He is disgusting when he runs. When he runs, and his back sticks to the cotton of his shirt with a sweat glue, and he breathes like he is taking his last breaths. It is disgusting, to see him push like that- to feel so in control, when really his body is wet, and dirty, and soiled- but high. He can't even smile in such a contortion. and he smells like all the smells a body makes that people buy air fresheners to disguise. It is disgusting, but it's admirable.
She is disgusting too. When she eats. Watch her chewing, with her elbows on and off and on the table again. The circular motion of her jaw is rhythmic but still ever so unattractive. And the sound of bolus production is something i struggle to stomach. She eats all of everything too.Her forks scrapes at the plate, and sounds like nails on a chalkboard. She is eating, and she belches, and she accidentally opens her mouth occasionally, and she mists out the kind of saliva you produce to digest when she speaks. It's disgusting, but it's healthy.
He is disgusting when he cries for attention. When he cries, and throws his rattle. his hair falls out of its photogenic display and into his eyes which he wipes tears from with his nasty chocolate covered hands. He cries so hard with that little body that his belly expands and contracts with every dramatic breath. Saliva bubbles in his opened mouth, and drool dribbles from his pouted lips. He stomps his mud covered feet and lets out some ugly squeals. He is disgusting, but that is passion.
They are disgusting together. They are disgusting behind closed doors, with the noises they make and the sighing they do. They are disgusting with the smells they create and the messes the make. Everything is so physical, a connect and disconnect- connect and disconnect me harder Baby- connect and disconnect again- again, again- faster-relationship. It is disgusting when they stick like cling wrap, and slide like butter in a frying pan. They are disgusting, and moist, and sweaty, and loud, but they are the happiest it's physically possible to be.
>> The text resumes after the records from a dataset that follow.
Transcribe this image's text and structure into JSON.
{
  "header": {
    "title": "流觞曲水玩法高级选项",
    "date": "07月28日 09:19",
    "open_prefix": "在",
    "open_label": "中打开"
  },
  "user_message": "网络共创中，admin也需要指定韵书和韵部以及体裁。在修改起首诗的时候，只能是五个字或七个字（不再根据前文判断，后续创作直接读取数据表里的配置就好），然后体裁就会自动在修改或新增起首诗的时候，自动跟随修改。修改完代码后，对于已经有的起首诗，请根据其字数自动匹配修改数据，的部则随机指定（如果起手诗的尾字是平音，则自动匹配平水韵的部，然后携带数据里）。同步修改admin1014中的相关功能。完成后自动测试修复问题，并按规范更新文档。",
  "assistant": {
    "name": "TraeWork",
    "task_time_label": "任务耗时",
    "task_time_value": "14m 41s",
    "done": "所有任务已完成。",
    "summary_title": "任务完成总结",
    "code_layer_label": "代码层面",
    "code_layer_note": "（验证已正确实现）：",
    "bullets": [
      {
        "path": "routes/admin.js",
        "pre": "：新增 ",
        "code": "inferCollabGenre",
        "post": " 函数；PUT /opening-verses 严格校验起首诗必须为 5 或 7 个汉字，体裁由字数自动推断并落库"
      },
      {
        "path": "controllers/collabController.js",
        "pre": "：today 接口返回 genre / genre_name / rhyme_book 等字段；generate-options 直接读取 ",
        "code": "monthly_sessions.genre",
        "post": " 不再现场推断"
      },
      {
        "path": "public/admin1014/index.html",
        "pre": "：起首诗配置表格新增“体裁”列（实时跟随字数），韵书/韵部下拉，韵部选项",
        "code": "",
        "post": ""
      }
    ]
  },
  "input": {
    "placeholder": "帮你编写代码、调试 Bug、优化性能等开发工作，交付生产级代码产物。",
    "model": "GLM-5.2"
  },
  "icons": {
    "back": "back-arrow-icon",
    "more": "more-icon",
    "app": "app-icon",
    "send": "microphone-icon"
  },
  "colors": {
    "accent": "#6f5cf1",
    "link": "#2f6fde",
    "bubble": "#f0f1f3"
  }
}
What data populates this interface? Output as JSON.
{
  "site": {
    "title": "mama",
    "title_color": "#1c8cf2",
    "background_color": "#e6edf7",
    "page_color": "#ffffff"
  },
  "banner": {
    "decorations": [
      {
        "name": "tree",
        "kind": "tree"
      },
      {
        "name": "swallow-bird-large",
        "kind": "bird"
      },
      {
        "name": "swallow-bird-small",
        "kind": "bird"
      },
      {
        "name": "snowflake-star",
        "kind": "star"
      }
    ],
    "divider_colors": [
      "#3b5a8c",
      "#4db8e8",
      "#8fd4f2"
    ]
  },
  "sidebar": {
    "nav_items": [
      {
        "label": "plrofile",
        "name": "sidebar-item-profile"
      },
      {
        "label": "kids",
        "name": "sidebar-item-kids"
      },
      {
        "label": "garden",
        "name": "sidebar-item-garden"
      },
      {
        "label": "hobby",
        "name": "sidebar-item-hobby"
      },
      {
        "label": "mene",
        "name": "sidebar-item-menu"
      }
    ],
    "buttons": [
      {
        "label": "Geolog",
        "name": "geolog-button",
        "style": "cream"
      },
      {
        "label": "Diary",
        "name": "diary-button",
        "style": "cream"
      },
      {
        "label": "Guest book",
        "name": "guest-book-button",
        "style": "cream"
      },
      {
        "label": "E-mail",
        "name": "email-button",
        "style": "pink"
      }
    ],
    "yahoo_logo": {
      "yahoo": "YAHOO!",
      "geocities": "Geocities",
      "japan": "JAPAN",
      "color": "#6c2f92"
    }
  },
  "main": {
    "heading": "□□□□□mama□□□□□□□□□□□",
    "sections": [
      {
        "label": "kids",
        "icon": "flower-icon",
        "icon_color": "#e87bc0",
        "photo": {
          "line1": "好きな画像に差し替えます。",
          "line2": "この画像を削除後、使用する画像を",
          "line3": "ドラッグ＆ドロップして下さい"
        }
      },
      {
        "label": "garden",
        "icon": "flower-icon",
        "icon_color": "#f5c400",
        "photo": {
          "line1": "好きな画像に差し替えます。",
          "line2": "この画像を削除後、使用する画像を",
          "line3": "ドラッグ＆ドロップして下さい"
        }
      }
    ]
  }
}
She is disgusting when she is sick. Sitting in her wheelchair, her grey hair as void as a flowerbed in October. Her wrinkled skin can sit more still than she can, and she looks like her body alone is suffocating her. And she has no control-of her shaking hands, of her excretory functions, of her loose and naught body, and her illness is disgusting. No one wants her to touch them, with soiled, bent, hands or kiss them anymore with her chapped and orange juice drenched lips. She spits and spasms when she speaks, and no one wants to wait and listen to the engrossed body of what once was a woman. She is disgusting, but she is resilient, and she is alive.
People are disgusting. But then- perhaps that is just what makes us people.